YOUR TASK. In full and without alteration, write out the records.
____________________
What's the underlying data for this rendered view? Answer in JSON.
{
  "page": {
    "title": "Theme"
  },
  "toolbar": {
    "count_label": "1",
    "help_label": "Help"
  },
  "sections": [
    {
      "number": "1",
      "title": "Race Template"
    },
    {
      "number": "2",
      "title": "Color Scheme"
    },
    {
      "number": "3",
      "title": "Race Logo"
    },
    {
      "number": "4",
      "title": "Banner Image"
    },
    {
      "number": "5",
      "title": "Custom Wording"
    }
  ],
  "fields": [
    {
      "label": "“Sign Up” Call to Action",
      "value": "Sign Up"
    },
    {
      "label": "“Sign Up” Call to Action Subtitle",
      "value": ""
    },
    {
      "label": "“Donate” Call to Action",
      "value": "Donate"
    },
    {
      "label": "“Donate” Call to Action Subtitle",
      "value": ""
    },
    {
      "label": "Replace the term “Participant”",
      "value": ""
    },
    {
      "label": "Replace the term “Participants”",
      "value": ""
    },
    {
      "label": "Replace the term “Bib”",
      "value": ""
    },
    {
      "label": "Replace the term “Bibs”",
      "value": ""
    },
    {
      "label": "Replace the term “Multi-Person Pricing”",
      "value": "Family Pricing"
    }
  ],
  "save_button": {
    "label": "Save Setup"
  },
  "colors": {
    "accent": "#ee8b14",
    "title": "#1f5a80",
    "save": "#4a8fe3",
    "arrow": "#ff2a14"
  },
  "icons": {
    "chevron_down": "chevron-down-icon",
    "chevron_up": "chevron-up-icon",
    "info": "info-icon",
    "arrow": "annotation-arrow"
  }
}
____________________
YOUR SOLUTION.
What's the underlying data for this rendered view? Answer in JSON.
{
  "page": {
    "title": "Theme"
  },
  "toolbar": {
    "count_label": "1",
    "help_label": "Help"
  },
  "sections": [
    {
      "number": "1",
      "title": "Race Template"
    },
    {
      "number": "2",
      "title": "Color Scheme"
    },
    {
      "number": "3",
      "title": "Race Logo"
    },
    {
      "number": "4",
      "title": "Banner Image"
    },
    {
      "number": "5",
      "title": "Custom Wording"
    }
  ],
  "fields": [
    {
      "label": "“Sign Up” Call to Action",
      "value": "Sign Up"
    },
    {
      "label": "“Sign Up” Call to Action Subtitle",
      "value": ""
    },
    {
      "label": "“Donate” Call to Action",
      "value": "Donate"
    },
    {
      "label": "“Donate” Call to Action Subtitle",
      "value": ""
    },
    {
      "label": "Replace the term “Participant”",
      "value": ""
    },
    {
      "label": "Replace the term “Participants”",
      "value": ""
    },
    {
      "label": "Replace the term “Bib”",
      "value": ""
    },
    {
      "label": "Replace the term “Bibs”",
      "value": ""
    },
    {
      "label": "Replace the term “Multi-Person Pricing”",
      "value": "Family Pricing"
    }
  ],
  "save_button": {
    "label": "Save Setup"
  },
  "colors": {
    "accent": "#ee8b14",
    "title": "#1f5a80",
    "save": "#4a8fe3",
    "arrow": "#ff2a14"
  },
  "icons": {
    "chevron_down": "chevron-down-icon",
    "chevron_up": "chevron-up-icon",
    "info": "info-icon",
    "arrow": "annotation-arrow"
  }
}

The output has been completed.